● **What to work on**: In the material below, find all lines with the string "Number" and copy them.

● **Data under study**:
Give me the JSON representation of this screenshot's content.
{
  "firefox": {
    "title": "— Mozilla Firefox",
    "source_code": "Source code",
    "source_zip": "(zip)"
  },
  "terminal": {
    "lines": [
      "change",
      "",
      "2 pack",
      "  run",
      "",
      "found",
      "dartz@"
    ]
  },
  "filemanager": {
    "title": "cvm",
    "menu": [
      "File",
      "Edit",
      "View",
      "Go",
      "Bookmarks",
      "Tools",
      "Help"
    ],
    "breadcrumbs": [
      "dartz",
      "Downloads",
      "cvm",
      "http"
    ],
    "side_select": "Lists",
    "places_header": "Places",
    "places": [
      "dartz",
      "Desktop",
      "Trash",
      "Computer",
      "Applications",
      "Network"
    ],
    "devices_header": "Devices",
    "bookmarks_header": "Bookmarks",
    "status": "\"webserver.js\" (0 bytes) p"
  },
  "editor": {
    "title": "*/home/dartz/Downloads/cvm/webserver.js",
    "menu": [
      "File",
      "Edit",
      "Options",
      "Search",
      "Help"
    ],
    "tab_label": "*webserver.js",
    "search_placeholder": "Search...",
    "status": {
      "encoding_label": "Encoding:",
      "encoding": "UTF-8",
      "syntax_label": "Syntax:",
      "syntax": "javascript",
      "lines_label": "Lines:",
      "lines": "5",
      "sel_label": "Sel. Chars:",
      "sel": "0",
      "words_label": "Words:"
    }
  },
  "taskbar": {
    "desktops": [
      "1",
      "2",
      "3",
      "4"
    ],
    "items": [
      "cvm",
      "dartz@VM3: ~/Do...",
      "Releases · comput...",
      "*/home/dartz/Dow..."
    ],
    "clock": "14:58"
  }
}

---

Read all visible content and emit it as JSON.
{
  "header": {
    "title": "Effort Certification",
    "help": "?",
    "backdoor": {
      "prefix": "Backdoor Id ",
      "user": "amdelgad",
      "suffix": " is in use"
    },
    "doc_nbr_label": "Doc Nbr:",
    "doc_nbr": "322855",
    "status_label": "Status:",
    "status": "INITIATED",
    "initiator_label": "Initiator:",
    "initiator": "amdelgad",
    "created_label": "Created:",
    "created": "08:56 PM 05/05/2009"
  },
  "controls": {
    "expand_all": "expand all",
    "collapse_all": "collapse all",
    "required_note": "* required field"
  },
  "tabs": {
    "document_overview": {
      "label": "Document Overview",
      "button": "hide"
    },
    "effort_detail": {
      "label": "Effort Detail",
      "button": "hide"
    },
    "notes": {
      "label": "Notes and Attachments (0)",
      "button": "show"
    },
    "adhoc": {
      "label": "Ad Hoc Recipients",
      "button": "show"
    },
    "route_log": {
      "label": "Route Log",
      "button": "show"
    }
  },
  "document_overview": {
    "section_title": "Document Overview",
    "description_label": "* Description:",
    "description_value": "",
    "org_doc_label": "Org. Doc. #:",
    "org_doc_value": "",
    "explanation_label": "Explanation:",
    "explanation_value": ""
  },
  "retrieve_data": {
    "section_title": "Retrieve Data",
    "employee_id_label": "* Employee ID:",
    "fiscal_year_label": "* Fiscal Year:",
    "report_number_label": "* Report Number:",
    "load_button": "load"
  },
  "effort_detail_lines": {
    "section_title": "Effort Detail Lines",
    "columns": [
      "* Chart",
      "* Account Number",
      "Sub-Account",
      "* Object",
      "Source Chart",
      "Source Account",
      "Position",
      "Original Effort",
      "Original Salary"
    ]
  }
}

● **Answer section**:
    "report_number_label": "* Report Number:",
      "* Account Number",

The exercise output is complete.